(Website and app data records)

++++++++++++++++++++

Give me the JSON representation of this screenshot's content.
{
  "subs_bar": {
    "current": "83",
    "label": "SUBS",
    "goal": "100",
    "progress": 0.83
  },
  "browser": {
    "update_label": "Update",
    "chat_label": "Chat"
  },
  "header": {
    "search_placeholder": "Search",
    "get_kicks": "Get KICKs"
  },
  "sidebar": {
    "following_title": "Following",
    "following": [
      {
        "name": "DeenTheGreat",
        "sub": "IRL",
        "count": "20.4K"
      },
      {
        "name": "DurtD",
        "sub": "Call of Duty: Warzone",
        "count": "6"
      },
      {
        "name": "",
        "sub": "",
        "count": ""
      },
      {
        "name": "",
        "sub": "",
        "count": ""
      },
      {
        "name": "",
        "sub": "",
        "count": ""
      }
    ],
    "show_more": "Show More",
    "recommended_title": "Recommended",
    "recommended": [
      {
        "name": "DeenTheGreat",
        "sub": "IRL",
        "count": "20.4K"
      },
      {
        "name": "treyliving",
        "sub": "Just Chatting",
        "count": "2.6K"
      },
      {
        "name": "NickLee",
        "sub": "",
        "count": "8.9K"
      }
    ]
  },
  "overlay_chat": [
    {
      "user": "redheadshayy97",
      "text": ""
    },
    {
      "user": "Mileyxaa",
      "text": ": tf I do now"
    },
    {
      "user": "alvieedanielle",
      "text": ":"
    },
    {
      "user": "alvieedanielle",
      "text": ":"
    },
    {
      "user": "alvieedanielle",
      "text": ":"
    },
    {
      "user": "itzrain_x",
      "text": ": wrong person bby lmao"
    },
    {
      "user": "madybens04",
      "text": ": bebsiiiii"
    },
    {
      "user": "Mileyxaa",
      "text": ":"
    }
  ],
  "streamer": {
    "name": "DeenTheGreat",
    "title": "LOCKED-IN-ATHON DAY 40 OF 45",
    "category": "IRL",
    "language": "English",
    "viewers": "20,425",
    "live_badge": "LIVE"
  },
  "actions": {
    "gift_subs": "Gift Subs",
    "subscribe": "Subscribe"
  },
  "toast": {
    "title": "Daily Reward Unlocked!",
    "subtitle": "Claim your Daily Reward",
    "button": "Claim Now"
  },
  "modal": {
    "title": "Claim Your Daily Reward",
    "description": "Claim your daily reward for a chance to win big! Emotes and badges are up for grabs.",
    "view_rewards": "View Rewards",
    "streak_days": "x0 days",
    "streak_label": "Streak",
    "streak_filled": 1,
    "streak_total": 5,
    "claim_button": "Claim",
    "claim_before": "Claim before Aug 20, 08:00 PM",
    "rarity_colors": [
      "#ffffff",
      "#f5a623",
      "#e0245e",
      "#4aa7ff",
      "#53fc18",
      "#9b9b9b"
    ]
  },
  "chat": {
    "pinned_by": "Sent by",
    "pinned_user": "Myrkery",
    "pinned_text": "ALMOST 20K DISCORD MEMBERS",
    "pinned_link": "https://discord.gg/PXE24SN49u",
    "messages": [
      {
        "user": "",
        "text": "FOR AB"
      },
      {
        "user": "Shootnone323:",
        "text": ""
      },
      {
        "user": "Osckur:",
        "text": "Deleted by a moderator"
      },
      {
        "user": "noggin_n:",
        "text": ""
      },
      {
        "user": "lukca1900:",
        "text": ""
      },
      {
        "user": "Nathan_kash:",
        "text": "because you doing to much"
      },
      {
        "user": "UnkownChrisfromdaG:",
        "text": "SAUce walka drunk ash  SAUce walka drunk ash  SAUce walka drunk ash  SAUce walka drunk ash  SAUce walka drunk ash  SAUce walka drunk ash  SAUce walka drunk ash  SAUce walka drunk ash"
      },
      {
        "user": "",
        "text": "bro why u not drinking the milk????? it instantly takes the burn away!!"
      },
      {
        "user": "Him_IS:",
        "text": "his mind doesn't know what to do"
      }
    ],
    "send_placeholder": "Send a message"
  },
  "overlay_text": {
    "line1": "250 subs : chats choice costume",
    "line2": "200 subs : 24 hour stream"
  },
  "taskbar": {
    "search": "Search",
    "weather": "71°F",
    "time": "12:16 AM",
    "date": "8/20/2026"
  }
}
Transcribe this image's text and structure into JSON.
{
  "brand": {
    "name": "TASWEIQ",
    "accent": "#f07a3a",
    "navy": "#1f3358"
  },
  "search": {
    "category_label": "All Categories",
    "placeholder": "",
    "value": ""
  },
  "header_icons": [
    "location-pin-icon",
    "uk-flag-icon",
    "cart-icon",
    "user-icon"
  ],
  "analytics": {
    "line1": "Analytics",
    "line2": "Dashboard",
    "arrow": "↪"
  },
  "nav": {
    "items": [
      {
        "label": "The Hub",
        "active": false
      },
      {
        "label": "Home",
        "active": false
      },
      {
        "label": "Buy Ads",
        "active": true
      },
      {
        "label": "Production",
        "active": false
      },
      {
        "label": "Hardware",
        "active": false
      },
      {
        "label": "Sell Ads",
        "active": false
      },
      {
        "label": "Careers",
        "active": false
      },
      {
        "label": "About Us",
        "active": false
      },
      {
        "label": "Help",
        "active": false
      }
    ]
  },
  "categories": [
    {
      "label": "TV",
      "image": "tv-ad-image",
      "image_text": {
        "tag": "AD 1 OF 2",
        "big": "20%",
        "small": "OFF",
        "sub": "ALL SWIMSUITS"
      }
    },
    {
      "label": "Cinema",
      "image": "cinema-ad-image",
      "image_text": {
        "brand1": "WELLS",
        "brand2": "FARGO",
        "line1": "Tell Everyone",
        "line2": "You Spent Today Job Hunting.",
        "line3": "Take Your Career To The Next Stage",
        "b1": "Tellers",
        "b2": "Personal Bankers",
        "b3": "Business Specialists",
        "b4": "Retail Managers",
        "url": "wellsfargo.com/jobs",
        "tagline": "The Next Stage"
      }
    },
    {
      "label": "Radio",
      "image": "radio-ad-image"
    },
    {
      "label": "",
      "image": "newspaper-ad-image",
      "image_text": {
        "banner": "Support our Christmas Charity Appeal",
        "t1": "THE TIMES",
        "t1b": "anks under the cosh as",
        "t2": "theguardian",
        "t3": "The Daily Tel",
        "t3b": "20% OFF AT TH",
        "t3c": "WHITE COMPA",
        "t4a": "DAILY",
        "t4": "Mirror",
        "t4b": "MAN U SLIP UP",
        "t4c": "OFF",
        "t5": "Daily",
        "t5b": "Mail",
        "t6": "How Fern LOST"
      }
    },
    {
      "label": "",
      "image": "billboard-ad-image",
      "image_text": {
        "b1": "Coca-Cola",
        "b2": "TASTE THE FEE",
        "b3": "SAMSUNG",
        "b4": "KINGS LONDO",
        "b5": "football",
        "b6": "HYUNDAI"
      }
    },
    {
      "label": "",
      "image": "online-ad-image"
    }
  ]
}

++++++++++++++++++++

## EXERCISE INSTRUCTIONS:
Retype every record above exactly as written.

## REPLY:
Give me the JSON representation of this screenshot's content.
{
  "subs_bar": {
    "current": "83",
    "label": "SUBS",
    "goal": "100",
    "progress": 0.83
  },
  "browser": {
    "update_label": "Update",
    "chat_label": "Chat"
  },
  "header": {
    "search_placeholder": "Search",
    "get_kicks": "Get KICKs"
  },
  "sidebar": {
    "following_title": "Following",
    "following": [
      {
        "name": "DeenTheGreat",
        "sub": "IRL",
        "count": "20.4K"
      },
      {
        "name": "DurtD",
        "sub": "Call of Duty: Warzone",
        "count": "6"
      },
      {
        "name": "",
        "sub": "",
        "count": ""
      },
      {
        "name": "",
        "sub": "",
        "count": ""
      },
      {
        "name": "",
        "sub": "",
        "count": ""
      }
    ],
    "show_more": "Show More",
    "recommended_title": "Recommended",
    "recommended": [
      {
        "name": "DeenTheGreat",
        "sub": "IRL",
        "count": "20.4K"
      },
      {
        "name": "treyliving",
        "sub": "Just Chatting",
        "count": "2.6K"
      },
      {
        "name": "NickLee",
        "sub": "",
        "count": "8.9K"
      }
    ]
  },
  "overlay_chat": [
    {
      "user": "redheadshayy97",
      "text": ""
    },
    {
      "user": "Mileyxaa",
      "text": ": tf I do now"
    },
    {
      "user": "alvieedanielle",
      "text": ":"
    },
    {
      "user": "alvieedanielle",
      "text": ":"
    },
    {
      "user": "alvieedanielle",
      "text": ":"
    },
    {
      "user": "itzrain_x",
      "text": ": wrong person bby lmao"
    },
    {
      "user": "madybens04",
      "text": ": bebsiiiii"
    },
    {
      "user": "Mileyxaa",
      "text": ":"
    }
  ],
  "streamer": {
    "name": "DeenTheGreat",
    "title": "LOCKED-IN-ATHON DAY 40 OF 45",
    "category": "IRL",
    "language": "English",
    "viewers": "20,425",
    "live_badge": "LIVE"
  },
  "actions": {
    "gift_subs": "Gift Subs",
    "subscribe": "Subscribe"
  },
  "toast": {
    "title": "Daily Reward Unlocked!",
    "subtitle": "Claim your Daily Reward",
    "button": "Claim Now"
  },
  "modal": {
    "title": "Claim Your Daily Reward",
    "description": "Claim your daily reward for a chance to win big! Emotes and badges are up for grabs.",
    "view_rewards": "View Rewards",
    "streak_days": "x0 days",
    "streak_label": "Streak",
    "streak_filled": 1,
    "streak_total": 5,
    "claim_button": "Claim",
    "claim_before": "Claim before Aug 20, 08:00 PM",
    "rarity_colors": [
      "#ffffff",
      "#f5a623",
      "#e0245e",
      "#4aa7ff",
      "#53fc18",
      "#9b9b9b"
    ]
  },
  "chat": {
    "pinned_by": "Sent by",
    "pinned_user": "Myrkery",
    "pinned_text": "ALMOST 20K DISCORD MEMBERS",
    "pinned_link": "https://discord.gg/PXE24SN49u",
    "messages": [
      {
        "user": "",
        "text": "FOR AB"
      },
      {
        "user": "Shootnone323:",
        "text": ""
      },
      {
        "user": "Osckur:",
        "text": "Deleted by a moderator"
      },
      {
        "user": "noggin_n:",
        "text": ""
      },
      {
        "user": "lukca1900:",
        "text": ""
      },
      {
        "user": "Nathan_kash:",
        "text": "because you doing to much"
      },
      {
        "user": "UnkownChrisfromdaG:",
        "text": "SAUce walka drunk ash  SAUce walka drunk ash  SAUce walka drunk ash  SAUce walka drunk ash  SAUce walka drunk ash  SAUce walka drunk ash  SAUce walka drunk ash  SAUce walka drunk ash"
      },
      {
        "user": "",
        "text": "bro why u not drinking the milk????? it instantly takes the burn away!!"
      },
      {
        "user": "Him_IS:",
        "text": "his mind doesn't know what to do"
      }
    ],
    "send_placeholder": "Send a message"
  },
  "overlay_text": {
    "line1": "250 subs : chats choice costume",
    "line2": "200 subs : 24 hour stream"
  },
  "taskbar": {
    "search": "Search",
    "weather": "71°F",
    "time": "12:16 AM",
    "date": "8/20/2026"
  }
}
Transcribe this image's text and structure into JSON.
{
  "brand": {
    "name": "TASWEIQ",
    "accent": "#f07a3a",
    "navy": "#1f3358"
  },
  "search": {
    "category_label": "All Categories",
    "placeholder": "",
    "value": ""
  },
  "header_icons": [
    "location-pin-icon",
    "uk-flag-icon",
    "cart-icon",
    "user-icon"
  ],
  "analytics": {
    "line1": "Analytics",
    "line2": "Dashboard",
    "arrow": "↪"
  },
  "nav": {
    "items": [
      {
        "label": "The Hub",
        "active": false
      },
      {
        "label": "Home",
        "active": false
      },
      {
        "label": "Buy Ads",
        "active": true
      },
      {
        "label": "Production",
        "active": false
      },
      {
        "label": "Hardware",
        "active": false
      },
      {
        "label": "Sell Ads",
        "active": false
      },
      {
        "label": "Careers",
        "active": false
      },
      {
        "label": "About Us",
        "active": false
      },
      {
        "label": "Help",
        "active": false
      }
    ]
  },
  "categories": [
    {
      "label": "TV",
      "image": "tv-ad-image",
      "image_text": {
        "tag": "AD 1 OF 2",
        "big": "20%",
        "small": "OFF",
        "sub": "ALL SWIMSUITS"
      }
    },
    {
      "label": "Cinema",
      "image": "cinema-ad-image",
      "image_text": {
        "brand1": "WELLS",
        "brand2": "FARGO",
        "line1": "Tell Everyone",
        "line2": "You Spent Today Job Hunting.",
        "line3": "Take Your Career To The Next Stage",
        "b1": "Tellers",
        "b2": "Personal Bankers",
        "b3": "Business Specialists",
        "b4": "Retail Managers",
        "url": "wellsfargo.com/jobs",
        "tagline": "The Next Stage"
      }
    },
    {
      "label": "Radio",
      "image": "radio-ad-image"
    },
    {
      "label": "",
      "image": "newspaper-ad-image",
      "image_text": {
        "banner": "Support our Christmas Charity Appeal",
        "t1": "THE TIMES",
        "t1b": "anks under the cosh as",
        "t2": "theguardian",
        "t3": "The Daily Tel",
        "t3b": "20% OFF AT TH",
        "t3c": "WHITE COMPA",
        "t4a": "DAILY",
        "t4": "Mirror",
        "t4b": "MAN U SLIP UP",
        "t4c": "OFF",
        "t5": "Daily",
        "t5b": "Mail",
        "t6": "How Fern LOST"
      }
    },
    {
      "label": "",
      "image": "billboard-ad-image",
      "image_text": {
        "b1": "Coca-Cola",
        "b2": "TASTE THE FEE",
        "b3": "SAMSUNG",
        "b4": "KINGS LONDO",
        "b5": "football",
        "b6": "HYUNDAI"
      }
    },
    {
      "label": "",
      "image": "online-ad-image"
    }
  ]
}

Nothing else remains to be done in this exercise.